JavaScript handles this code in the HTML file using two functions and two local variables:

  • sender.CaptureMouse()—Forces an object to receive mouse messages even if the mouse is not inside the object. You need this to know what is going on with the mouse after a mouse press on a button.
  • sender.releaseMouseCapture()—Releases the forced capture of mouse messages by an object to make the mouse messages globally available.
  • sCaptured—A local string variable with the name of the object that has capture.
  • sState—A local string variable holding the name of the state the application is in. States used are "Normal," "Rollover," and "Pressed."
Using the functions and variables above in pseudo code, you can see what the JavaScript functions look like in this snippet:

MouseEnterButton { if this button has the mouse set state to "Pressed" set button display to pressed else set state to "Rollover" set button display to rollover set button image to highlighted image } MouseLeaveButton { if state is "Pressed" set button position to normal set button image to normal image set button display to normal set state to "Normal" } LeftMouseDown { Button captures the mouse Captured set to Button name State set to "Pressed" Set button display to pressed } LeftMouseUp { if state is "Pressed" set button position to normal execute button action button releases capture Captured set to blank State set to "Normal" set button display to normal } MouseExitCanvas { Captured set to blank State set to "Normal" }

You can see, for example, that the only way the button action gets executed is if a user releases the left mouse while in the Pressed state. Examining the MouseEnter and MouseLeave code shows that the state is Pressed only if the mouse is inside the button that has capture. Therefore, the logic resolves the problem surrounding pressing and moving the mouse before release.

You could have set the opacity of the outer Rectangle in this example to 0 and it would still pick up the MouseLeave message, yet be invisible to the user.
You can examine the other state and button interactions using this simplified code as well.

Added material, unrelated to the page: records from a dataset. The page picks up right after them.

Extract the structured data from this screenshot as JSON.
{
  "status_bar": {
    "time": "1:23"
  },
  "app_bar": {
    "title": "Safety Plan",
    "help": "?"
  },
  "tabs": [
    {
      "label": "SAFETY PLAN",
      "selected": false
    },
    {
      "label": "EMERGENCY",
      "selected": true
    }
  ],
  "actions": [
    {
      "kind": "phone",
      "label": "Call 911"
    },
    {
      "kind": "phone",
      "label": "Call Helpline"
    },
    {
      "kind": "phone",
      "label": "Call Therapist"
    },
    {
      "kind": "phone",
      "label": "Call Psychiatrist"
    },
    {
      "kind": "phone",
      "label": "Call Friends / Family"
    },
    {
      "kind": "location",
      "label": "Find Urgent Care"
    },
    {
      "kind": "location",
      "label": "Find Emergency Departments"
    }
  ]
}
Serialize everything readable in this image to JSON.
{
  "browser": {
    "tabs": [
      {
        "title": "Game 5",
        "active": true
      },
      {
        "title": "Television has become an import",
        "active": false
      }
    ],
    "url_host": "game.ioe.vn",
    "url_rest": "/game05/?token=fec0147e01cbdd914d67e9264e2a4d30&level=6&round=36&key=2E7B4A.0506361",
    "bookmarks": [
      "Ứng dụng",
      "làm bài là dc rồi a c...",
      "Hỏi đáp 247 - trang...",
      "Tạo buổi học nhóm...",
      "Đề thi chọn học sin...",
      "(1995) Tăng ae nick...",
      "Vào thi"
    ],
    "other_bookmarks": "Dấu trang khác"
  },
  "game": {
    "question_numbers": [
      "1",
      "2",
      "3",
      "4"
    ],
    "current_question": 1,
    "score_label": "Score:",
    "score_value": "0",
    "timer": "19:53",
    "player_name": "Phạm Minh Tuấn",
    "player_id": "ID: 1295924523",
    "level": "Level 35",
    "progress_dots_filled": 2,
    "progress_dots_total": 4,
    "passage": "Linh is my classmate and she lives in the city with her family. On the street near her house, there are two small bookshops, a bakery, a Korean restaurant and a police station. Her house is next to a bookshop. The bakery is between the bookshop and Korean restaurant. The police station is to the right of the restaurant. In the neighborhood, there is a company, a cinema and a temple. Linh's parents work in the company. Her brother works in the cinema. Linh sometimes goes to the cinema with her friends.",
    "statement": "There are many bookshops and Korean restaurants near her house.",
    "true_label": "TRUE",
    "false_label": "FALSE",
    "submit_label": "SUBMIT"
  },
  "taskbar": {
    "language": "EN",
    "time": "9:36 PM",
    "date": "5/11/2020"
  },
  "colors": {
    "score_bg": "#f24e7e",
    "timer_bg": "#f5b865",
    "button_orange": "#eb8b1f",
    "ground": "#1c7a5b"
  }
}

The JavaScript code in the HTML file has as many comments as it does lines of code, so it should be very easy to read. More important to this examination is how the JavaScript and XAML interact.

It's worth showing a few screen shots of the navigation bar in action before this discussion gets too detailed.

Figure 2 shows the navigation bar in its default state.

 
Figure 2: Navigation Bar in Default state.
As the mouse rolls over the "Configure" artwork or text, the navigation bar changes to show the "Configure" button highlighted as shown in Figure 3. The change is subtle: The image changes to a highlighted image and the background receives an off-white color.

 
Figure 3: Navigation Bar with "Configure" rollover state.
If you press down the mouse on the "Configure" artwork or text, the navigation bar changes to look like Figure 4.

 
Figure 4: Navigation Bar with "Configure" pressed state.
Now the template displaces the image, text, and rectangle to the right and down, the background becomes yellow, and you can see a detectable border around the artwork and text.



Comment and Contribute

 

 

 

 

 


(Maximum characters: 1200). You have 1200 characters left.

 

 

Sitemap